* YOUR GOAL:
If a line in the listing below contains the word "this", count it, then please give only the number of such lines.

* EXTRACTED RECORDS:
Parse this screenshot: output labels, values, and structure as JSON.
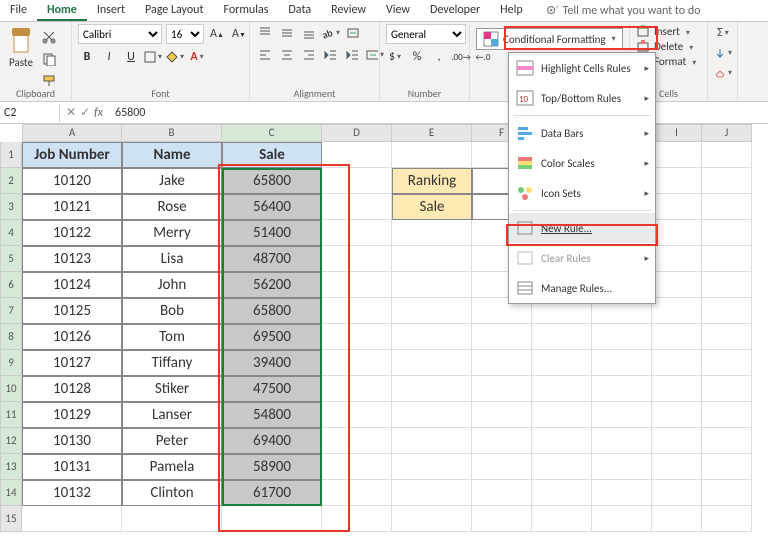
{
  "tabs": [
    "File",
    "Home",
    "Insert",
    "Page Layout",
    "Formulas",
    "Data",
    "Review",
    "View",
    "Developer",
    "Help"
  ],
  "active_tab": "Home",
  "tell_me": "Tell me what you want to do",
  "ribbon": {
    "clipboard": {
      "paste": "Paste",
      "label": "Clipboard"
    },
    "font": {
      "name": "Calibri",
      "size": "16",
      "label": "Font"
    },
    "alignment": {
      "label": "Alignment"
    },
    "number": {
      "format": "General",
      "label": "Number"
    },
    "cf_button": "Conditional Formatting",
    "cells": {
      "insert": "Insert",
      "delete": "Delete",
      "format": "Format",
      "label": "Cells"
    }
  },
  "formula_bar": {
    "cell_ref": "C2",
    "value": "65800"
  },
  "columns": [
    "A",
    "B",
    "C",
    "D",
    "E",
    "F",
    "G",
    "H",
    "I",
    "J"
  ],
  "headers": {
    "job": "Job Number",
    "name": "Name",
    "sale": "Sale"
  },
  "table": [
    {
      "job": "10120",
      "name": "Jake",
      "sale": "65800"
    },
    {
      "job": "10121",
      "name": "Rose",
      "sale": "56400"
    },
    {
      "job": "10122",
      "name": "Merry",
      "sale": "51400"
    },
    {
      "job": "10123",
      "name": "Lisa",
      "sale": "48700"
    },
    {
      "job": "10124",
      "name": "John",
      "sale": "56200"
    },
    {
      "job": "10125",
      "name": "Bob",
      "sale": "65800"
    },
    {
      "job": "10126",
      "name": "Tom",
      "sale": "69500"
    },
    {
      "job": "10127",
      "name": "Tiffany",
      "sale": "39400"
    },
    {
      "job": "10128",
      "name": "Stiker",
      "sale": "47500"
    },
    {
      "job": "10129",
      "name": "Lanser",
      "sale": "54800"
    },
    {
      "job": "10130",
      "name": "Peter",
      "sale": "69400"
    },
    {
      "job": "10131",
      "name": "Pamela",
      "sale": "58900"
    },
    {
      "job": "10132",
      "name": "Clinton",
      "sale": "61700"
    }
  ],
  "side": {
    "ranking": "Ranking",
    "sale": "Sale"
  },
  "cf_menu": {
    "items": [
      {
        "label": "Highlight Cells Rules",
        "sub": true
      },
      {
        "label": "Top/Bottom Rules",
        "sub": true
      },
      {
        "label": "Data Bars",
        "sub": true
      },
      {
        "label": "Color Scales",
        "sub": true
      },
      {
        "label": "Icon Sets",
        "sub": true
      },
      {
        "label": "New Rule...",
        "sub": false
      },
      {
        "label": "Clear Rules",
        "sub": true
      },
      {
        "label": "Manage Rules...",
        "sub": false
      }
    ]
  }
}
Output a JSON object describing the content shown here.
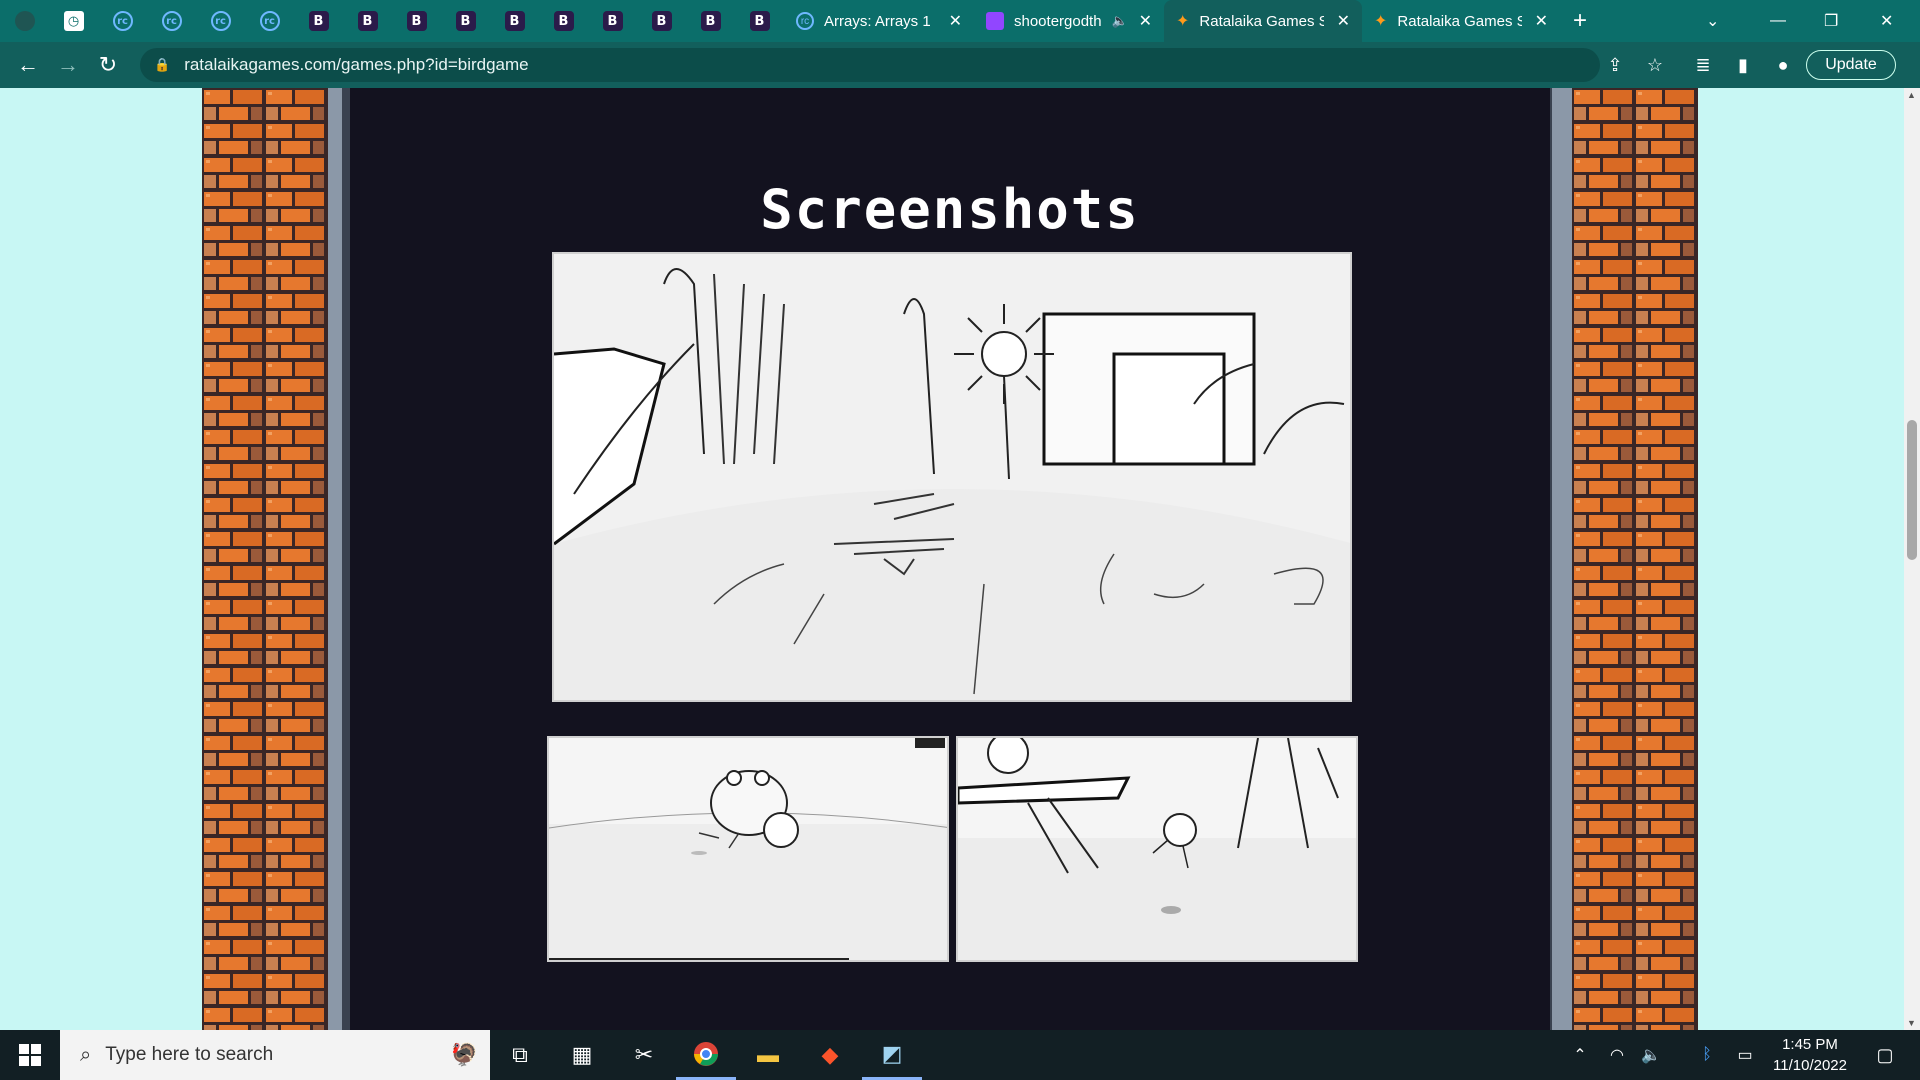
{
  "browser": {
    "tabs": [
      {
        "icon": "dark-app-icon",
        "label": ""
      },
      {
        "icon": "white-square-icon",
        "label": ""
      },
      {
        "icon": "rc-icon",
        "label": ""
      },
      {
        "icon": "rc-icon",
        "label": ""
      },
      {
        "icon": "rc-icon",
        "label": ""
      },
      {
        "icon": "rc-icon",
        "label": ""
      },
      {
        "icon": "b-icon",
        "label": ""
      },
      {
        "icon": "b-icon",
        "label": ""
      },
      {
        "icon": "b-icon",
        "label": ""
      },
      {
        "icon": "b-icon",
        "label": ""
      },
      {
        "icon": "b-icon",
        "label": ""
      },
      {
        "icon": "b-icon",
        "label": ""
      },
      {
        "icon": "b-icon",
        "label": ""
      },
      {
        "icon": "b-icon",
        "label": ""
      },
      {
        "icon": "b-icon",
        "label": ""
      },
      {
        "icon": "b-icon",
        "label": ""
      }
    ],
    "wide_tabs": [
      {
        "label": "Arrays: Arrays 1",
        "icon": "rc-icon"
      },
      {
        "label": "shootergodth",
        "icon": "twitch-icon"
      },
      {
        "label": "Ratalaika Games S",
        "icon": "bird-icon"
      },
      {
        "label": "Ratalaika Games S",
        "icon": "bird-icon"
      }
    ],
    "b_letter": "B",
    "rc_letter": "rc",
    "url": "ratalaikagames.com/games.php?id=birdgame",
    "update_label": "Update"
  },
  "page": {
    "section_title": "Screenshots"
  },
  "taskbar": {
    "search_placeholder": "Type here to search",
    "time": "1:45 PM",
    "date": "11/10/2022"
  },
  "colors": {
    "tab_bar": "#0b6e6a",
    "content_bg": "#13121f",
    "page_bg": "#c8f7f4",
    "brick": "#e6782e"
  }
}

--

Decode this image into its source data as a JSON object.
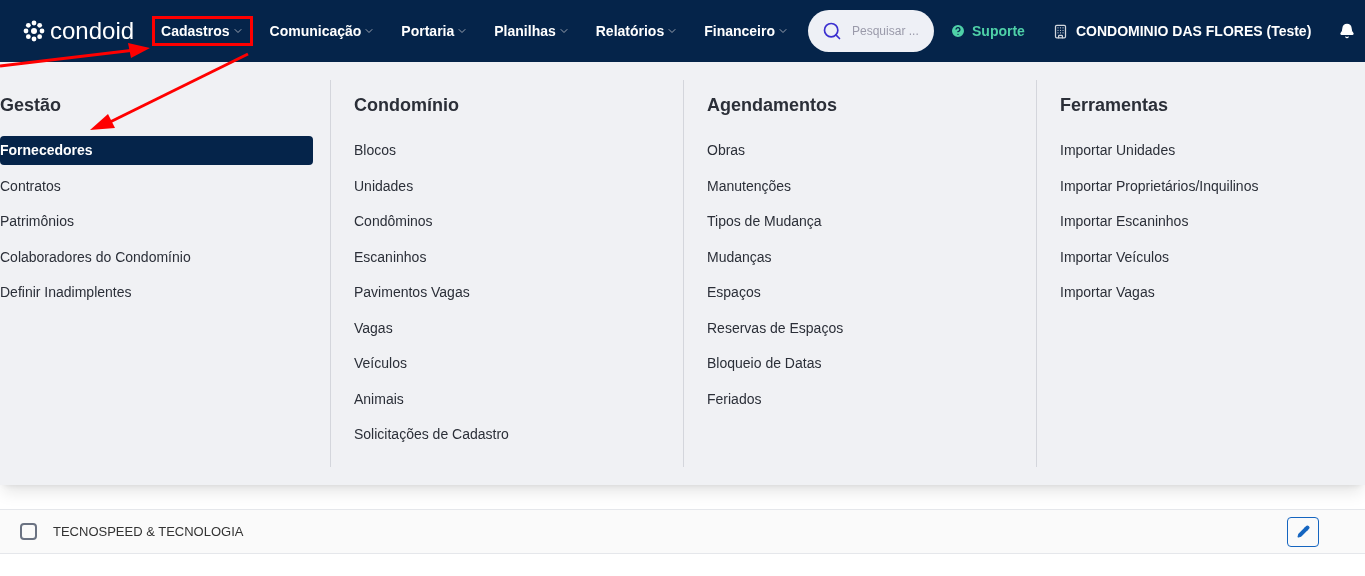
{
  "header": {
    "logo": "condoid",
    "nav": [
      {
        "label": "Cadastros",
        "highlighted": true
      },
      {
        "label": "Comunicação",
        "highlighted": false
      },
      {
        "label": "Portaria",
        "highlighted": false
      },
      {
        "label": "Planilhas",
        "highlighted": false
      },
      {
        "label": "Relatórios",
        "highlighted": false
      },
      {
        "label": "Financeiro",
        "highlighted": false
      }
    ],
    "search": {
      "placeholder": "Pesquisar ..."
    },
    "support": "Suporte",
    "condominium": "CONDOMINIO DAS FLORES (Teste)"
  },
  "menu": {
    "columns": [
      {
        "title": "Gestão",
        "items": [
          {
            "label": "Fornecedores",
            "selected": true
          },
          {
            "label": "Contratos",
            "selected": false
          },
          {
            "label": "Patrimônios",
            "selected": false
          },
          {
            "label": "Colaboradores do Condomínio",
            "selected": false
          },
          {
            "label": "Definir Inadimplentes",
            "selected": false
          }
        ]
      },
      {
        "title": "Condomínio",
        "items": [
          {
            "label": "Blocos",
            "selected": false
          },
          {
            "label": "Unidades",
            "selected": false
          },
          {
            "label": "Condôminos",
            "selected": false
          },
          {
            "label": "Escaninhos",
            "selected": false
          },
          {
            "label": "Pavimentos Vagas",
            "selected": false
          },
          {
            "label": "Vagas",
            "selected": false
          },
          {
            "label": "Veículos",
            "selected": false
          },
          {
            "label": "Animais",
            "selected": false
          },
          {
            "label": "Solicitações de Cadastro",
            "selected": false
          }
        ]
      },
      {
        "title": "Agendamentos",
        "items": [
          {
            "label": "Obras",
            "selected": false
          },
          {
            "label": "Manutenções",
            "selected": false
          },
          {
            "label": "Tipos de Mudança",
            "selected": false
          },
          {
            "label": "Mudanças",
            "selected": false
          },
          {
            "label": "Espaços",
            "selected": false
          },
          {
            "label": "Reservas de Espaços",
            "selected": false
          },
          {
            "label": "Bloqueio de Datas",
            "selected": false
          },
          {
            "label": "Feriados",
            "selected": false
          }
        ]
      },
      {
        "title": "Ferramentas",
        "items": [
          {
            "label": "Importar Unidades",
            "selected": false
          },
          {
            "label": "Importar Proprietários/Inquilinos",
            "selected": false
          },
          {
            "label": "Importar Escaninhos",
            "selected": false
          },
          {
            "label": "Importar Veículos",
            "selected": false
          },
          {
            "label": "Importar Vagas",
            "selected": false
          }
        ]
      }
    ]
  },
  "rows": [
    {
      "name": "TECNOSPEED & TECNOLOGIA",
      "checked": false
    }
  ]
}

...

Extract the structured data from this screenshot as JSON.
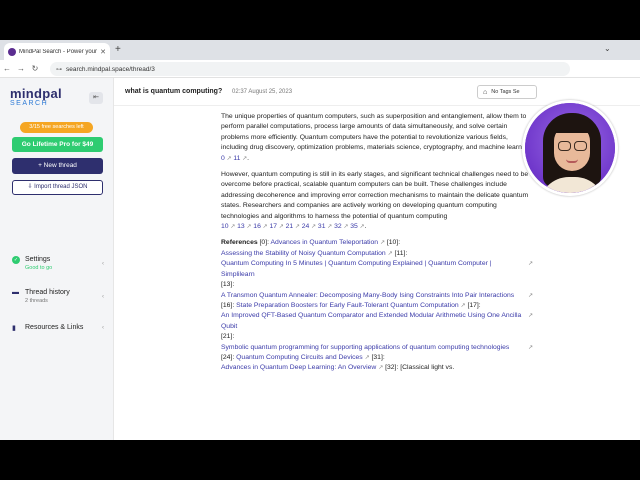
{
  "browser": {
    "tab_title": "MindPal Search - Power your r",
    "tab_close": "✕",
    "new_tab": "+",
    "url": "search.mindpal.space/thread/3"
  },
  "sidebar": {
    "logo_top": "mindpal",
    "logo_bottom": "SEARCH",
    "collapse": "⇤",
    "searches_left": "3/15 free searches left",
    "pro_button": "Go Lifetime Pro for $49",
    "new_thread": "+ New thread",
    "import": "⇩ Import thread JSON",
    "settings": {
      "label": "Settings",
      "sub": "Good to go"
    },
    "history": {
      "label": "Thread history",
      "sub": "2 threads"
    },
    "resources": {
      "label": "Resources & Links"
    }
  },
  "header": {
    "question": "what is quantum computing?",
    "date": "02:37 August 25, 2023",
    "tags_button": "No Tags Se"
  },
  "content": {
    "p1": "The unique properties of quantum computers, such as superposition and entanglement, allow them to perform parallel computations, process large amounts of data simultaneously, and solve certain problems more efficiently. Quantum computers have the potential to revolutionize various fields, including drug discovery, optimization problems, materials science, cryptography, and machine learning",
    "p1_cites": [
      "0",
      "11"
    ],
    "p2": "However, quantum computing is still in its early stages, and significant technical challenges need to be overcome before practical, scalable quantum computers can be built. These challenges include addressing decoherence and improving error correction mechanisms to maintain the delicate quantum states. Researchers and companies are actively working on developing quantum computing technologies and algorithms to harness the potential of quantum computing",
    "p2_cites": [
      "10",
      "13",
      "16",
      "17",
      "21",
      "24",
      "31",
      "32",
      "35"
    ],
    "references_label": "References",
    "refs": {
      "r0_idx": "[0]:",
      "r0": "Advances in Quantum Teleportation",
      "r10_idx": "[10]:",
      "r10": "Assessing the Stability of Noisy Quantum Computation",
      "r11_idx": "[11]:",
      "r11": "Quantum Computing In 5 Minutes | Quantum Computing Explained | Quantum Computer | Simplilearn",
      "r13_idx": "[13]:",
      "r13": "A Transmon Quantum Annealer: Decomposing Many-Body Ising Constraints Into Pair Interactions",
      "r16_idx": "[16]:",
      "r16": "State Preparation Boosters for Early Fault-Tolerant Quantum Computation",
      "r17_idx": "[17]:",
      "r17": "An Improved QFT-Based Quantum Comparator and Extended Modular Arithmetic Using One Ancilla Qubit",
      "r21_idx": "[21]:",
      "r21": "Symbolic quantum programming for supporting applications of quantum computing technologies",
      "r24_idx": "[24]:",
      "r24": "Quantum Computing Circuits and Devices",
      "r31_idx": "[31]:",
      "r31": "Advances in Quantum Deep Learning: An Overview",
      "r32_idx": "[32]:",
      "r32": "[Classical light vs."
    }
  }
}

* RESPONSE AREA:
3